NEW YORK: Just 16% of web users, known as "mass influencers", are responsible for generating the vast majority of online word-of-mouth about brands in the US, a new study has found.

Forrester, the research firm, conducted a survey of 10,000 Americans in order to discover how they used social media to express their opinions about goods and services.

It argued that 16% of the US online population were "mass influencers", a demographic that produced over three-quarters of the user-generated content discussing brands by name in 2009.

More specifically, 6.2% of the internet audience in America - some 176 million people- were defined as being "mass connectors".

This group created 80% of the 256 billion "influence impressions" on social networks last year, taking the form of material such as brand-related comments on Facebook newsfeeds or tweets on Twitter.

A further 13.4% of netizens were said to be "mass mavens", who produced around 80% of the 1.64 billion "influence posts" made on other social media portals like YouTube, blogs and forums in 2009.

Some 7 million people, or 3.7% of the total number of web users, fitted both the mass influencer and mass maven profiles.
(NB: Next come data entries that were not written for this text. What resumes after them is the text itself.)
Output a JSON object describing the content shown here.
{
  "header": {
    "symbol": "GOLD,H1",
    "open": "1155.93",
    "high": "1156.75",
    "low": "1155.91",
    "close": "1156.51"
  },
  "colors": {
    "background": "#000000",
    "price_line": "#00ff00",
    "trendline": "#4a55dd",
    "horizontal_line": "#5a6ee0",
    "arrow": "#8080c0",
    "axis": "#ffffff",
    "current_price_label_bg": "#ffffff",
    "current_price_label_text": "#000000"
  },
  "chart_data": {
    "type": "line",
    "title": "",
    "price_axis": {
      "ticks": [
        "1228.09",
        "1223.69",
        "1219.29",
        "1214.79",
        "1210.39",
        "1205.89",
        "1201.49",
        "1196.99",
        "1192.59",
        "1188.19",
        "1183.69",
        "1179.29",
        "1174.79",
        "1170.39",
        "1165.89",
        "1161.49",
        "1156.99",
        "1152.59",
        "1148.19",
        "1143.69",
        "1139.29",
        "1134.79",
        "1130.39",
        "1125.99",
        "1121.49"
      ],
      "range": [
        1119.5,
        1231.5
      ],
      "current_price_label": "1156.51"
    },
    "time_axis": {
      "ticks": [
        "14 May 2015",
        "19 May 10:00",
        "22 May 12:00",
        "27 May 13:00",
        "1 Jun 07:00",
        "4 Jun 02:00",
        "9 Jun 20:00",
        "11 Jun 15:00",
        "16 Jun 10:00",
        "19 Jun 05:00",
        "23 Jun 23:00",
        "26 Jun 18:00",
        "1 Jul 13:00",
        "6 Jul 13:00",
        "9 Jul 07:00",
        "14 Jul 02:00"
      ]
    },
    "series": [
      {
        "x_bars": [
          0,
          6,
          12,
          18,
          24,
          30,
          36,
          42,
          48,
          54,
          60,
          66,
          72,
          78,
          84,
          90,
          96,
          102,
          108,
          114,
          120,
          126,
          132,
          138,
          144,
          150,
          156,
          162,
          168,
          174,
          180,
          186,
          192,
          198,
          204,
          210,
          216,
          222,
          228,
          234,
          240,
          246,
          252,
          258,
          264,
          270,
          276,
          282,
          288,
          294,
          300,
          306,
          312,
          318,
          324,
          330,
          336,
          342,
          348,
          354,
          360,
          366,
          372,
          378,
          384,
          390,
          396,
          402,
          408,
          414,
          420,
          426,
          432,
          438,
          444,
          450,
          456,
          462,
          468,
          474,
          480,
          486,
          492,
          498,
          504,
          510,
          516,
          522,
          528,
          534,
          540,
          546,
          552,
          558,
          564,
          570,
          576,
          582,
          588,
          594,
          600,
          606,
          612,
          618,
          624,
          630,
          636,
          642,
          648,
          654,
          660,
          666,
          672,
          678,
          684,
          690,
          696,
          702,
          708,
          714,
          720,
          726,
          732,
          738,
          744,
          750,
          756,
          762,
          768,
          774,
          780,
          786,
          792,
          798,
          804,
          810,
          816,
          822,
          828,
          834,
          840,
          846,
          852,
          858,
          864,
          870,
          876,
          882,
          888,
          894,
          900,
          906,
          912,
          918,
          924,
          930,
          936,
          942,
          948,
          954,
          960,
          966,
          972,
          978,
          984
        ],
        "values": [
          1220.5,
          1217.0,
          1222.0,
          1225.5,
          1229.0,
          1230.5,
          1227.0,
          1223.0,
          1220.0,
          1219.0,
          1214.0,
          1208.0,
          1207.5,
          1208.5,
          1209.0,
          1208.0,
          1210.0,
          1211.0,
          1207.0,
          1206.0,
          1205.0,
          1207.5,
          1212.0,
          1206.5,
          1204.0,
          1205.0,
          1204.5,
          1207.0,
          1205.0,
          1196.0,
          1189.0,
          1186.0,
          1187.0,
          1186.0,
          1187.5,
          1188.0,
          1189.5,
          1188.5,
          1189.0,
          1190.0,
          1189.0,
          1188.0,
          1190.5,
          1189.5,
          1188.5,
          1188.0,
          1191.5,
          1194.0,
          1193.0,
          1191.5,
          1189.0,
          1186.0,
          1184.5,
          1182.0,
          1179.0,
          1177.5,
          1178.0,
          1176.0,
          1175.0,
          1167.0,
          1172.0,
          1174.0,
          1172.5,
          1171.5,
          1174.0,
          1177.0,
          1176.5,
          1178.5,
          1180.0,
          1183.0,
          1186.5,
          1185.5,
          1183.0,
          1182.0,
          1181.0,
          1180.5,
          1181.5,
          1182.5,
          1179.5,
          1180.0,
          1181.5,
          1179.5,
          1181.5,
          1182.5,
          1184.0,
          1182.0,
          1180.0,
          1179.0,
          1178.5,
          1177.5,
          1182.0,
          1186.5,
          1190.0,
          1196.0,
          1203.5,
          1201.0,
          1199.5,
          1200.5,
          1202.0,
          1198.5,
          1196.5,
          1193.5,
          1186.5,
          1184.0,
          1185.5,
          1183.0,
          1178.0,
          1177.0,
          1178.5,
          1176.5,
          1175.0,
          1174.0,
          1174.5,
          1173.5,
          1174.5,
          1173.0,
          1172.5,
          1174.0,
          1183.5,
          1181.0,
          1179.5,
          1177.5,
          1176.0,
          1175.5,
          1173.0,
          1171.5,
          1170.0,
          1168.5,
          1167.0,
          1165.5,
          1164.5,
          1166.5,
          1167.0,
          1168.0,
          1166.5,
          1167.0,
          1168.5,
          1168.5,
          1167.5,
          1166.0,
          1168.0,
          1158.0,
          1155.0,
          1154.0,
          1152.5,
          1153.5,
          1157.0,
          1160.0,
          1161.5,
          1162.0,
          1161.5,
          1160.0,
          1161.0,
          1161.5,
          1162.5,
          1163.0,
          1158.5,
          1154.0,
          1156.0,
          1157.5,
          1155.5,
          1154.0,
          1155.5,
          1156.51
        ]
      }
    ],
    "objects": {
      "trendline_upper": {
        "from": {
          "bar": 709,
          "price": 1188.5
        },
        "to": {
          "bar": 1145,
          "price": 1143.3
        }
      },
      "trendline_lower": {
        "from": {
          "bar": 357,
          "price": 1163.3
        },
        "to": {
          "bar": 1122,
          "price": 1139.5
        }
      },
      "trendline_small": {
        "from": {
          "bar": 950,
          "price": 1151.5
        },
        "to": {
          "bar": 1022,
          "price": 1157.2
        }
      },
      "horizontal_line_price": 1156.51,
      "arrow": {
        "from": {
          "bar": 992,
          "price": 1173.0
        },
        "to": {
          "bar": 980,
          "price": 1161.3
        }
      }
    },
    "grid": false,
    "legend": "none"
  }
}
Overall, Forrester estimated that social media delivered 500 billion commercial impacts last year, based on a conservative estimate about how many individuals viewed "influence impressions" and "influence posts".
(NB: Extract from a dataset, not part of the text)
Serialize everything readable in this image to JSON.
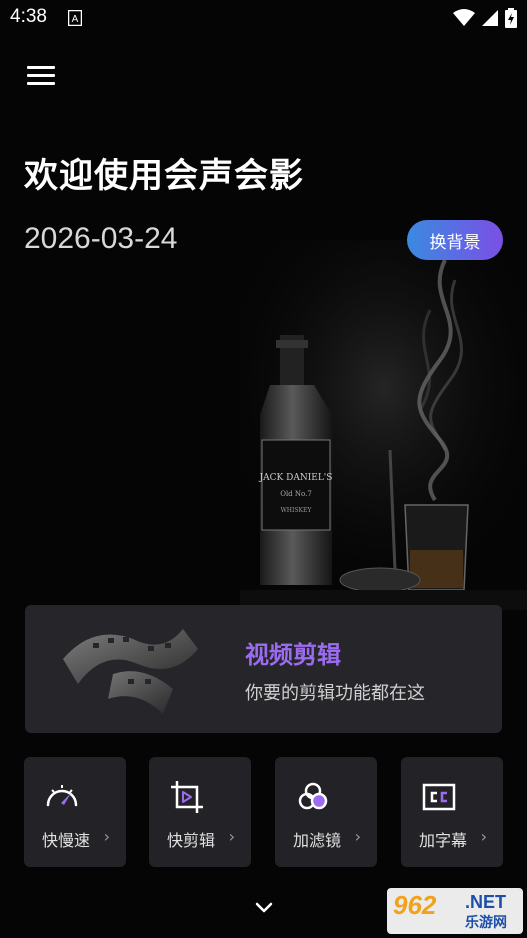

This compared with 2 trillion impressions resulting from formal online advertising, but despite this numerical disparity, peer-to-peer based communications may actually have more influence.

"People make one quarter as many impressions on each other as advertisers make," said Josh Bernoff, svp, idea development, at Forrester.

"These impressions are more credible because they come from people who don't have a bias. They don't come from marketers trying to convince you to buy something."

As such, it is essential that brands attempt to reach the key influencers in their category, with the exact make-up of this group tending to vary depending on the specific sector.

For example, when Forrester used genuine data for a fictitious high-definition television brand, it found that the typical "mass influencer" in the consumer electronics segment was young, male and affluent.

"Mass connectors" in this sector were four times more likely to have a Twitter account and read tweets, and ten times more likely to solicit the views of friends making a big-ticket purchase.

"Mass mavens" in this market also more than doubled the average score when asked if they were always consulted by friends and family looking to buy a consumer electronics product.

One way marketers can leverage this kind of offline influence, Forrester said, would be to hold sponsored "house parties" where brand advocates spread word-of-mouth about their favourite products.

This kind of face-to-face interaction is vital, as while many shoppers become aware of goods and services from mass influencers, they place more trust in their own research, their friends and family.

Turning back to the web, Forrester suggested that the best way to encourage online buzz among the broadest possible audience was to make content "drop dead easy" to spread.

Data sourced from Forrester/Mediapost; additional content by Warc staff